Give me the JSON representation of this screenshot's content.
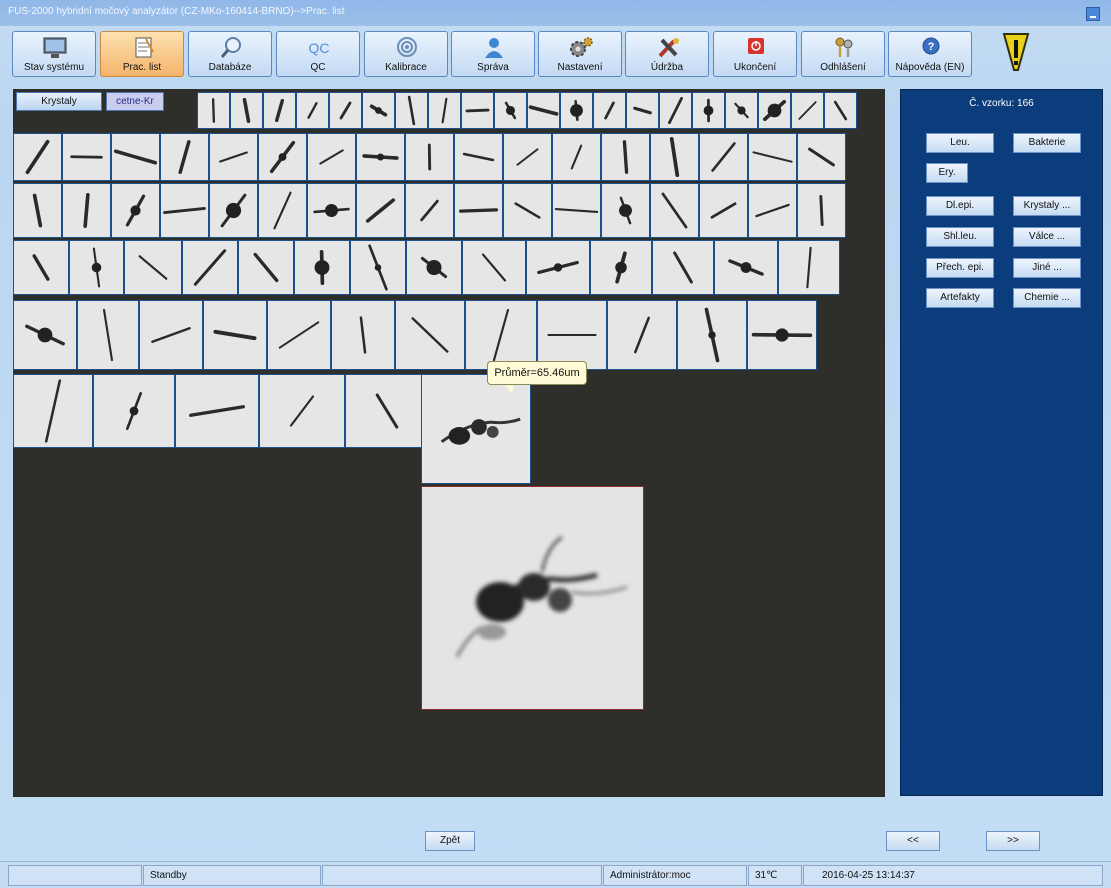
{
  "window": {
    "title": "FUS-2000 hybridní močový analyzátor (CZ-MKo-160414-BRNO)-->Prac. list"
  },
  "toolbar": {
    "items": [
      {
        "label": "Stav systému",
        "icon": "monitor-icon"
      },
      {
        "label": "Prac. list",
        "icon": "notepad-icon",
        "active": true
      },
      {
        "label": "Databáze",
        "icon": "magnifier-icon"
      },
      {
        "label": "QC",
        "icon": "qc-icon"
      },
      {
        "label": "Kalibrace",
        "icon": "target-icon"
      },
      {
        "label": "Správa",
        "icon": "user-icon"
      },
      {
        "label": "Nastavení",
        "icon": "gears-icon"
      },
      {
        "label": "Údržba",
        "icon": "tools-icon"
      },
      {
        "label": "Ukončení",
        "icon": "power-icon"
      },
      {
        "label": "Odhlášení",
        "icon": "keys-icon"
      },
      {
        "label": "Nápověda (EN)",
        "icon": "help-icon"
      }
    ],
    "qc_icon_text": "QC",
    "warning_icon": "warning-icon"
  },
  "tabs": [
    {
      "label": "Krystaly"
    },
    {
      "label": "cetne-Kr"
    }
  ],
  "tooltip": {
    "text": "Průměr=65.46um"
  },
  "side_panel": {
    "sample_label": "Č. vzorku: 166",
    "buttons": [
      {
        "label": "Leu."
      },
      {
        "label": "Bakterie"
      },
      {
        "label": "Ery."
      },
      {
        "label": "Dl.epi."
      },
      {
        "label": "Krystaly ..."
      },
      {
        "label": "Shl.leu."
      },
      {
        "label": "Válce ..."
      },
      {
        "label": "Přech. epi."
      },
      {
        "label": "Jiné ..."
      },
      {
        "label": "Artefakty"
      },
      {
        "label": "Chemie ..."
      }
    ]
  },
  "nav": {
    "back": "Zpět",
    "prev": "<<",
    "next": ">>"
  },
  "status_bar": {
    "state": "Standby",
    "user": "Administrátor:moc",
    "temperature": "31℃",
    "datetime": "2016-04-25 13:14:37"
  },
  "colors": {
    "canvas_bg": "#2e2f2b",
    "side_panel_bg": "#0b3c7c",
    "active_tab": "#f4b36a",
    "thumb_border": "#1f4f8a"
  }
}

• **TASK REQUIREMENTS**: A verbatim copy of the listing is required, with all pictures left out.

• **SOLVED EXERCISE**:
Give me the JSON representation of this screenshot's content.
{
  "window": {
    "title": "FUS-2000 hybridní močový analyzátor (CZ-MKo-160414-BRNO)-->Prac. list"
  },
  "toolbar": {
    "items": [
      {
        "label": "Stav systému",
        "icon": "monitor-icon"
      },
      {
        "label": "Prac. list",
        "icon": "notepad-icon",
        "active": true
      },
      {
        "label": "Databáze",
        "icon": "magnifier-icon"
      },
      {
        "label": "QC",
        "icon": "qc-icon"
      },
      {
        "label": "Kalibrace",
        "icon": "target-icon"
      },
      {
        "label": "Správa",
        "icon": "user-icon"
      },
      {
        "label": "Nastavení",
        "icon": "gears-icon"
      },
      {
        "label": "Údržba",
        "icon": "tools-icon"
      },
      {
        "label": "Ukončení",
        "icon": "power-icon"
      },
      {
        "label": "Odhlášení",
        "icon": "keys-icon"
      },
      {
        "label": "Nápověda (EN)",
        "icon": "help-icon"
      }
    ],
    "qc_icon_text": "QC",
    "warning_icon": "warning-icon"
  },
  "tabs": [
    {
      "label": "Krystaly"
    },
    {
      "label": "cetne-Kr"
    }
  ],
  "tooltip": {
    "text": "Průměr=65.46um"
  },
  "side_panel": {
    "sample_label": "Č. vzorku: 166",
    "buttons": [
      {
        "label": "Leu."
      },
      {
        "label": "Bakterie"
      },
      {
        "label": "Ery."
      },
      {
        "label": "Dl.epi."
      },
      {
        "label": "Krystaly ..."
      },
      {
        "label": "Shl.leu."
      },
      {
        "label": "Válce ..."
      },
      {
        "label": "Přech. epi."
      },
      {
        "label": "Jiné ..."
      },
      {
        "label": "Artefakty"
      },
      {
        "label": "Chemie ..."
      }
    ]
  },
  "nav": {
    "back": "Zpět",
    "prev": "<<",
    "next": ">>"
  },
  "status_bar": {
    "state": "Standby",
    "user": "Administrátor:moc",
    "temperature": "31℃",
    "datetime": "2016-04-25 13:14:37"
  },
  "colors": {
    "canvas_bg": "#2e2f2b",
    "side_panel_bg": "#0b3c7c",
    "active_tab": "#f4b36a",
    "thumb_border": "#1f4f8a"
  }
}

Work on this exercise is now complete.